There are these two young fish swimming along, and they happen to meet an older fish swimming the other way, who nods at them and says, "Morning, boys, how's the water? If at this moment you're worried that I plan to present myself here as the wise old fish explaining what water is to you younger fish, please don't be. I am not the wise old fish. The immediate point of the fish story is that the most obvious, ubiquitous, important realities are often the ones that are the hardest to see and talk about. Stated as an English sentence, of course, this is just a banal platitude-but the fact is that, in the day-to-day trenches of adult existence, banal platitudes can have life-or-death importance.

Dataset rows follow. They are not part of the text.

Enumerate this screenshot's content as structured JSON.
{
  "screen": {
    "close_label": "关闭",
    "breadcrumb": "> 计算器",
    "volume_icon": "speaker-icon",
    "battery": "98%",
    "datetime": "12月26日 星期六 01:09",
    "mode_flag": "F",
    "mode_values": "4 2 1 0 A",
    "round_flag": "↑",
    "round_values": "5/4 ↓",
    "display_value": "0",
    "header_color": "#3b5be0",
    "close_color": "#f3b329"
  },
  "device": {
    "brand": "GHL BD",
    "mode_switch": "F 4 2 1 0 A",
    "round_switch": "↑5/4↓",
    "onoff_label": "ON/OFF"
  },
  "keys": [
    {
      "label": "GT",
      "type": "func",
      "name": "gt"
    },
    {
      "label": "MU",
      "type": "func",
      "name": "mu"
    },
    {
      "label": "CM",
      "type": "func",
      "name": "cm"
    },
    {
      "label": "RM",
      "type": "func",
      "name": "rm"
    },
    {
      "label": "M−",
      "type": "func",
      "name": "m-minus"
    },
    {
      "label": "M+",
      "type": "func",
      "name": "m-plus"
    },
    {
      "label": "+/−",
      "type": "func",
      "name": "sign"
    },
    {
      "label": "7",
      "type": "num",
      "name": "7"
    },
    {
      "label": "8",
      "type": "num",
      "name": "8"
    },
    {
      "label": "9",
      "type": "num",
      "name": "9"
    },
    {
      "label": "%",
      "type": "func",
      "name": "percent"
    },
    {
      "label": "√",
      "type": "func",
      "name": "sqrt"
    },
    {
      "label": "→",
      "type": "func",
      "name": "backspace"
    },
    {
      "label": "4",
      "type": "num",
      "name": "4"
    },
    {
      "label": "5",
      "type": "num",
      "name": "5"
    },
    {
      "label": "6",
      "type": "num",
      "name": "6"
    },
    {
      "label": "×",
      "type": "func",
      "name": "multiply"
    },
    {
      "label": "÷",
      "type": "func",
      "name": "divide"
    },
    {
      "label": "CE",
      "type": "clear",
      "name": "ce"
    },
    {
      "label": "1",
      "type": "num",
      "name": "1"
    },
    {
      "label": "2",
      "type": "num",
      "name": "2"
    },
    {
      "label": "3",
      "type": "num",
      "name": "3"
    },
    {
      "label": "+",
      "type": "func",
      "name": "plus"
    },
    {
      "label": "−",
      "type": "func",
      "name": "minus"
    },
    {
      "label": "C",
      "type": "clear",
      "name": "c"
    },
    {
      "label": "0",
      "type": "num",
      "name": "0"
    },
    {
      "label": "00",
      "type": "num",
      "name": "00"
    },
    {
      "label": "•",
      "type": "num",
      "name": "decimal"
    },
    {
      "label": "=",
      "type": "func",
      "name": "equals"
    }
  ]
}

This is a standard requirement of US commencement speeches, the deployment of didactic little parable-ish stories. I am not the wise old fish. The point of the fish story is merely that the most obvious, important realities are often the ones that are hardest to see and talk about. Stated as an English sentence, of course, this is just a banal platitude, but the fact is that in the day to day trenches of adult existence, banal platitudes can have a life or death importance, or so I wish to suggest to you on this dry and lovely morning. There are these two guys sitting together in a bar in the remote Alaskan wilderness. One of the guys is religious, the other is an atheist, and the two are arguing about the existence of God with that special intensity that comes after about the fourth beer.